It doesn’t matter what the president’s motives are for proposing better policies. What’s important is that progressives hold him to it.
A time-honored but largely useless exercise is trying to divine whether the actions of politicians are motivated by their core beliefs or by “politics.” For most successful politicians, the line between the two is murky. In fact, it has to be. Politics being the art of the possible, elected officials who try to exercise their power will always be navigating a circuitous course within a broad set of values.
So it is that some wonder whether the budget proposal put forth by President Obama is driven by the president’s belief that we need to take a more progressive direction to address the nation’s deep problems. Or is the president just deciding he needs to tack left in order to rally his base behind him for the upcoming election?
What matters is not the president’s motivation; what matters is what he does and how his actions are received. Having failed to reach a “grand compromise” with Republicans in the summer of 2011, including damaging cuts to core social insurance programs, Obama had no place to go but to his left. He was pushed there by finally realizing that his faith in his own ability to be an ideological bridge between left and right had been wrecked by the capture of the Republican Party by the extreme right. He was left looking weak to independents and a disappointment — if not a traitor — to his core supporters.

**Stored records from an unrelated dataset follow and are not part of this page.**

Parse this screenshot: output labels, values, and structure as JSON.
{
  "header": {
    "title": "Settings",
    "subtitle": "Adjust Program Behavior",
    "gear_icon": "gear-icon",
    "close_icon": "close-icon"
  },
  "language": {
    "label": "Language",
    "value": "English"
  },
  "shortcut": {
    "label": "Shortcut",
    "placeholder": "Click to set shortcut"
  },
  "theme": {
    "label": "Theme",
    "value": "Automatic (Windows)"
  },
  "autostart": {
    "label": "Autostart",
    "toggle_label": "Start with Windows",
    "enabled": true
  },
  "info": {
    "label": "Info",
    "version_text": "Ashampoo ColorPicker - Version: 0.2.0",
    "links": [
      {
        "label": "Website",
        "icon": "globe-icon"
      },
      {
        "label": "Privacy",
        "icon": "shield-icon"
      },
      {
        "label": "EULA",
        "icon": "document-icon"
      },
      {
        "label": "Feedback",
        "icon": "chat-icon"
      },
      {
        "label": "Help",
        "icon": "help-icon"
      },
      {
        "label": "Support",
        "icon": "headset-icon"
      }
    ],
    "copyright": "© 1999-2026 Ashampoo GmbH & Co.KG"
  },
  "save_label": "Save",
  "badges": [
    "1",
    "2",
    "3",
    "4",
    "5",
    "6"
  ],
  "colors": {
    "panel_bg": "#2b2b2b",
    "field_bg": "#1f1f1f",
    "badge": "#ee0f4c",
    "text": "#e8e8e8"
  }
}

In many of his speeches since the summer’s debacle, and in many of the substantive proposals in the American Jobs Act and his new budget, President Obama has embraced a progressive view of the economy and put forth proposals that would revitalize the economy by creating middle-class jobs paid for by taxing the rich. The proposals are good policy — the only available course that offers hope to address our long-term economic problems — and good politics, popular with wide swaths of the public.